▶ **Work order**
Look through the listing below, and wherever a line has the string "제공하고", copy it.

▶ **Record set**

[Start of section]

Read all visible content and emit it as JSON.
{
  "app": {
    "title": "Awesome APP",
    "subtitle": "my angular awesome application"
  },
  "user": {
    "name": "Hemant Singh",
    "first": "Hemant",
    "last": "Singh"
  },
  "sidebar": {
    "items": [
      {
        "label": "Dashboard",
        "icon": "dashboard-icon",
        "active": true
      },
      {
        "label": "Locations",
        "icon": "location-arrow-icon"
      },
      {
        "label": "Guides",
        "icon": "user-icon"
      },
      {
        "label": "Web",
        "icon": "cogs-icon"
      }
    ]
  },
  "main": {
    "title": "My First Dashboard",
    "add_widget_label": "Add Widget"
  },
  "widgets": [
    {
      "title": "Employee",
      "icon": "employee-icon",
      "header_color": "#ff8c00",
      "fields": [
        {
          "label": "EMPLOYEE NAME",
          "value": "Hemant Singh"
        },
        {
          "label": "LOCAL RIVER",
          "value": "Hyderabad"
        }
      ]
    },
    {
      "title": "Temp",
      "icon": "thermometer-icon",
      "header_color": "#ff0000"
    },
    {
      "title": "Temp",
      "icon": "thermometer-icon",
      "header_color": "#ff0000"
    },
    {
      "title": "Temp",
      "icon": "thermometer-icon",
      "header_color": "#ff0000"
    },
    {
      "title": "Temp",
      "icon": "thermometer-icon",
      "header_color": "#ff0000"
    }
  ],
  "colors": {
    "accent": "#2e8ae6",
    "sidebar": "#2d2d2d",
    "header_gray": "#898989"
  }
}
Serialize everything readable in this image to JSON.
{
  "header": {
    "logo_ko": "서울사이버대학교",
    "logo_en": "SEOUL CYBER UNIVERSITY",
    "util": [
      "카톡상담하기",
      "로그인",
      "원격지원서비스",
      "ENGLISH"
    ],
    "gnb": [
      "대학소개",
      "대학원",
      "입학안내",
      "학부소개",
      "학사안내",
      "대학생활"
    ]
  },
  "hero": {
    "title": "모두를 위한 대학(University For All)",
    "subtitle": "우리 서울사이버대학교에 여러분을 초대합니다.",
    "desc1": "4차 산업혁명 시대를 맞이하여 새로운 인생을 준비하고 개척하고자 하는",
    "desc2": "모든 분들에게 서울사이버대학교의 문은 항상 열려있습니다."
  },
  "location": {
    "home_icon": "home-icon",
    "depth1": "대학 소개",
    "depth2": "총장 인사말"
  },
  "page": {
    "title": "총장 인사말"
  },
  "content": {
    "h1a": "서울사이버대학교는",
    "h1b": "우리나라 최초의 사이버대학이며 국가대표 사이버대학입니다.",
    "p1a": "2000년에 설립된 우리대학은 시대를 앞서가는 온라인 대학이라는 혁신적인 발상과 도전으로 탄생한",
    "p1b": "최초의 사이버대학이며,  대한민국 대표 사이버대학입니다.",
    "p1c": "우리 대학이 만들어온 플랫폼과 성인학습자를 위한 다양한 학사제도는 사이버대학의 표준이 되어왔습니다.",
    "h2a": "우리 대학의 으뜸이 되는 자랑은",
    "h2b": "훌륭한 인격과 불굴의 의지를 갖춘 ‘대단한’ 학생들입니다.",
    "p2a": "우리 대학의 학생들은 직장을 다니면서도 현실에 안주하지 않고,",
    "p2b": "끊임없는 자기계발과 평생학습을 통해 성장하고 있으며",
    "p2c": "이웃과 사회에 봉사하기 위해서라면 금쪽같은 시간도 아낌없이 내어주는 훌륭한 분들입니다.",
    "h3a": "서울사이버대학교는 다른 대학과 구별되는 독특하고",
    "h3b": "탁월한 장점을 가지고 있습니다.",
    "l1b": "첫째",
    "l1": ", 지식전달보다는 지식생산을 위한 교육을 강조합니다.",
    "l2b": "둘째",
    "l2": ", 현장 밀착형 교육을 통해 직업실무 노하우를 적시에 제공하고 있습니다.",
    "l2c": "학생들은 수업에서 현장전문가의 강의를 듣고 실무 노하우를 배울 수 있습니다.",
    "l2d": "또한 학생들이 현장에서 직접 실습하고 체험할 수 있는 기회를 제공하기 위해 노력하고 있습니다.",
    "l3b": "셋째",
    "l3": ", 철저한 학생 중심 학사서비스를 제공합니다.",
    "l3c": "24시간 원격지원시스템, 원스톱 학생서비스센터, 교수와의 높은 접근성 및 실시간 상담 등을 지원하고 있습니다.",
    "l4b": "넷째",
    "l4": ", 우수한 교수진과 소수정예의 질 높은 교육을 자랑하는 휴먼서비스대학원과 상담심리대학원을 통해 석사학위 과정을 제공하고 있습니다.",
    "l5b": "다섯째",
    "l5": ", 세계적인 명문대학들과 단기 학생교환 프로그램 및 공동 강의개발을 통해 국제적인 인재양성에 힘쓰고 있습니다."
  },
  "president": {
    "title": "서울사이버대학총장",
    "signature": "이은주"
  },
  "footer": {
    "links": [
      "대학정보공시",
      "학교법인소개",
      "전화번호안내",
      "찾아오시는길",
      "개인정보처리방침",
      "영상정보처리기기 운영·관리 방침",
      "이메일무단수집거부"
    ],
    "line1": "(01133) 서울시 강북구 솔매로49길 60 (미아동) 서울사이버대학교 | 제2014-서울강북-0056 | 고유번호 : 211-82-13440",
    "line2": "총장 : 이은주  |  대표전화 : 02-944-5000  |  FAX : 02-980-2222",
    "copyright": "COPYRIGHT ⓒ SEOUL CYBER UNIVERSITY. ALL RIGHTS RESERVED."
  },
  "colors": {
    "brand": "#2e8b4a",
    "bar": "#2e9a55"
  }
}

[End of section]

▶ **Answer section**
    "l2": ", 현장 밀착형 교육을 통해 직업실무 노하우를 적시에 제공하고 있습니다.",
    "l4": ", 우수한 교수진과 소수정예의 질 높은 교육을 자랑하는 휴먼서비스대학원과 상담심리대학원을 통해 석사학위 과정을 제공하고 있습니다.",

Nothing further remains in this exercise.